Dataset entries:
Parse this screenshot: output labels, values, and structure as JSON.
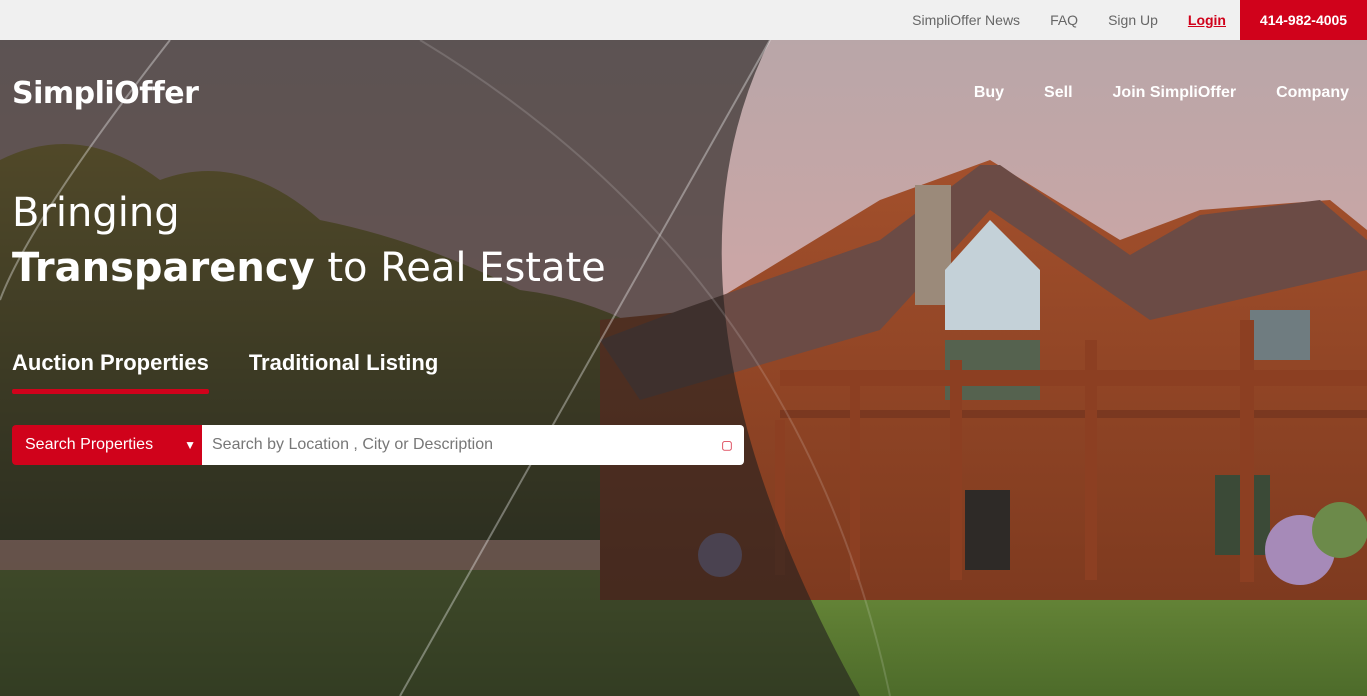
{
  "topbar": {
    "links": [
      "SimpliOffer News",
      "FAQ",
      "Sign Up"
    ],
    "login": "Login",
    "phone": "414-982-4005"
  },
  "brand": {
    "logo_text": "SimpliOffer",
    "accent": "#d0021b"
  },
  "nav": {
    "items": [
      "Buy",
      "Sell",
      "Join SimpliOffer",
      "Company"
    ]
  },
  "hero": {
    "line1": "Bringing",
    "line2_bold": "Transparency",
    "line2_rest": " to Real Estate"
  },
  "tabs": {
    "items": [
      "Auction Properties",
      "Traditional Listing"
    ],
    "active": 0
  },
  "search": {
    "select_value": "Search Properties",
    "placeholder": "Search by Location , City or Description",
    "value": ""
  },
  "icons": {
    "search": "search-icon",
    "select": "chevron-down-icon"
  }
}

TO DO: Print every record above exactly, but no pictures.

EXPECTED ANSWER:
Parse this screenshot: output labels, values, and structure as JSON.
{
  "topbar": {
    "links": [
      "SimpliOffer News",
      "FAQ",
      "Sign Up"
    ],
    "login": "Login",
    "phone": "414-982-4005"
  },
  "brand": {
    "logo_text": "SimpliOffer",
    "accent": "#d0021b"
  },
  "nav": {
    "items": [
      "Buy",
      "Sell",
      "Join SimpliOffer",
      "Company"
    ]
  },
  "hero": {
    "line1": "Bringing",
    "line2_bold": "Transparency",
    "line2_rest": " to Real Estate"
  },
  "tabs": {
    "items": [
      "Auction Properties",
      "Traditional Listing"
    ],
    "active": 0
  },
  "search": {
    "select_value": "Search Properties",
    "placeholder": "Search by Location , City or Description",
    "value": ""
  },
  "icons": {
    "search": "search-icon",
    "select": "chevron-down-icon"
  }
}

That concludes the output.